  12. FritzDaKatx2

    FritzDaKatx2 Vinegar Taster

    Well it's good to hear the soil is less than concrete unlike the ultra alkaline stuff in Inyo county CA, to me Desert always brings to mind a buildup of salts in the ground to such a point where it's hard to grow much of anything regardless of how many nutrients are present. Thats about what got me interested in Terra Preta about 5 years ago when I was in the Ozarks.

    It's really just a mix of compost and pulverized charcoal, had a very dirt-like feel to it but with the added benefit being the charcoal hangs onto any nutrients like a water filter hangs onto chemicals, keeping them in the root zone as opposed to downstream with the next heavy rain, it also helps provide a good space for the beneficial mycellum to hide out, much like the compost did in the swells they discussed in that video you linked but with more carbon based microscopic nooks and crannies for it to take refuge in meaning it's better able to survive when or if the soil is disturbed (Not sure just how that works out but it's what I read somewhere.)

    I really need to hurry up and find a job so I can get a Pickup truck and head out for a freakin' visit, sounding cooler by the minute.
     
  13. Remoover

    Remoover Guest

    Tell me what you do, there is plenty of work here.

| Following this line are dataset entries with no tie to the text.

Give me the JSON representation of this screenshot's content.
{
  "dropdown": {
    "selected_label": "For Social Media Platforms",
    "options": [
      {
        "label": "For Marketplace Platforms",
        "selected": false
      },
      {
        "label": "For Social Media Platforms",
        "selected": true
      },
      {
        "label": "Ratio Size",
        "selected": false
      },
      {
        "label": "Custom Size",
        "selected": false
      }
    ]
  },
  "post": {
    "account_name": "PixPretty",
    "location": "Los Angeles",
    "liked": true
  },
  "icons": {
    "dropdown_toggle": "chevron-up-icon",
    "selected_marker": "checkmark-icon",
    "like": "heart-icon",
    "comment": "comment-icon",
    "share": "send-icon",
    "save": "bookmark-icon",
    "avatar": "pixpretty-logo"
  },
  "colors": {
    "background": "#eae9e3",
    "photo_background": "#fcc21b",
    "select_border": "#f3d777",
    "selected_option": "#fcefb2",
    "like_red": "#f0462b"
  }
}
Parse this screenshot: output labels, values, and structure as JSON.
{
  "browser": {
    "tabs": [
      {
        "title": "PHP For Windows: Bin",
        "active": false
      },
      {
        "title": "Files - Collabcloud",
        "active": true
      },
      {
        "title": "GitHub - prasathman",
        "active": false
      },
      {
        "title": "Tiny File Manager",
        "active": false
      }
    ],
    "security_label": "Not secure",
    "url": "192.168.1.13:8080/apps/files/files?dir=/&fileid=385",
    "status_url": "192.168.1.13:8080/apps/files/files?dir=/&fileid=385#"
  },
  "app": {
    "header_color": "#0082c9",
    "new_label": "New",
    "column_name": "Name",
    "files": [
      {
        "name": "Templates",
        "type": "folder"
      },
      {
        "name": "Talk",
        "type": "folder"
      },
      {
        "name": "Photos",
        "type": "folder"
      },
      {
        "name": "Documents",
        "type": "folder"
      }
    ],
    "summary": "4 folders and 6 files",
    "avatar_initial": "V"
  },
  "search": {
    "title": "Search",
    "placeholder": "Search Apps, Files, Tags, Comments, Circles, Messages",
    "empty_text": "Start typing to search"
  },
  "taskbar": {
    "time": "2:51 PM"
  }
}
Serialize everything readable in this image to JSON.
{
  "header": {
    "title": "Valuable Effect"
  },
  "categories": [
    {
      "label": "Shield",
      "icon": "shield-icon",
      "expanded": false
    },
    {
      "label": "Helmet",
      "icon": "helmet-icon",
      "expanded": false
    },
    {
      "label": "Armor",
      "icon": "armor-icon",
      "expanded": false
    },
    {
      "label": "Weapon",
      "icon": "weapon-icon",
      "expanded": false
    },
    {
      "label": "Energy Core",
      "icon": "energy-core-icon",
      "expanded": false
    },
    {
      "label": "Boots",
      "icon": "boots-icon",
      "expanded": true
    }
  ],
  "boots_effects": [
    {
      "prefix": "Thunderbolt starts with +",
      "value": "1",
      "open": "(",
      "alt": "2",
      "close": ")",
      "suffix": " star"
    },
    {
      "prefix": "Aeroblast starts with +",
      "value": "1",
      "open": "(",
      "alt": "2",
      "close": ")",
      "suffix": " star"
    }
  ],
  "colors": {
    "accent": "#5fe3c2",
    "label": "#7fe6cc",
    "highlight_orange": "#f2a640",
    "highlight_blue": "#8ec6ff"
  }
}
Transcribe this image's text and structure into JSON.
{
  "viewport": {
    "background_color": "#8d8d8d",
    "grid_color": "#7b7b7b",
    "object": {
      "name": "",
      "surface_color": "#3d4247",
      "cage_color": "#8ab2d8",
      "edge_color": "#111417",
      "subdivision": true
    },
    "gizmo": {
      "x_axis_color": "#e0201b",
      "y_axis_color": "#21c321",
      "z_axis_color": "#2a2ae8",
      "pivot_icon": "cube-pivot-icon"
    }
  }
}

This area is a kinda bubble that is away from the rest of the economy. We have a nuclear reactor here that really supports everyone. There is PLENTY of work though.
     
  14. FritzDaKatx2

    FritzDaKatx2 Vinegar Taster

    Ill shoot you my resume but it's mostly field service and industrial maintenance in a variety of environments with a bunch of general residential handyman work thrown in between. Just hit a fubar point as the economy collapsed, lost vehicle and tools etc.

    My main worry is logistics both out there and when there, it's already killing me not having a car here as most industrial jobs in the area are in a 20 mile radius and generally not public transportation friendly. This has also been a problem in the 4 other cities I've drifted to on a less than shoestring budget in the past 3 years.

    Amtrak is a 46 hour ride out there and I thought 31 hours was enough to drive me mad with the limited smoking and all but I guess if I can stock up on supplies properly for the trip it wont be such a problem.

    In any event I'm sure something will work itself out, the more I look at those swales on the greening the desert video the more I'm liking the idea of hooking a plow onto something and swerving all around the landscape :D
     
  15. FritzDaKatx2

    FritzDaKatx2 Vinegar Taster

    Oh nice,,,

    https://www.youtube.com/watch?v=ap6lUqXAWKI"]YAKIMA WA (2).3GP - YouTube

    :cheers2:
     

Share This Page


  1. This site uses cookies to help personalise content, tailor your experience and to keep you logged in if you register.
    By continuing to use this site, you are consenting to our use of cookies.
    Dismiss Notice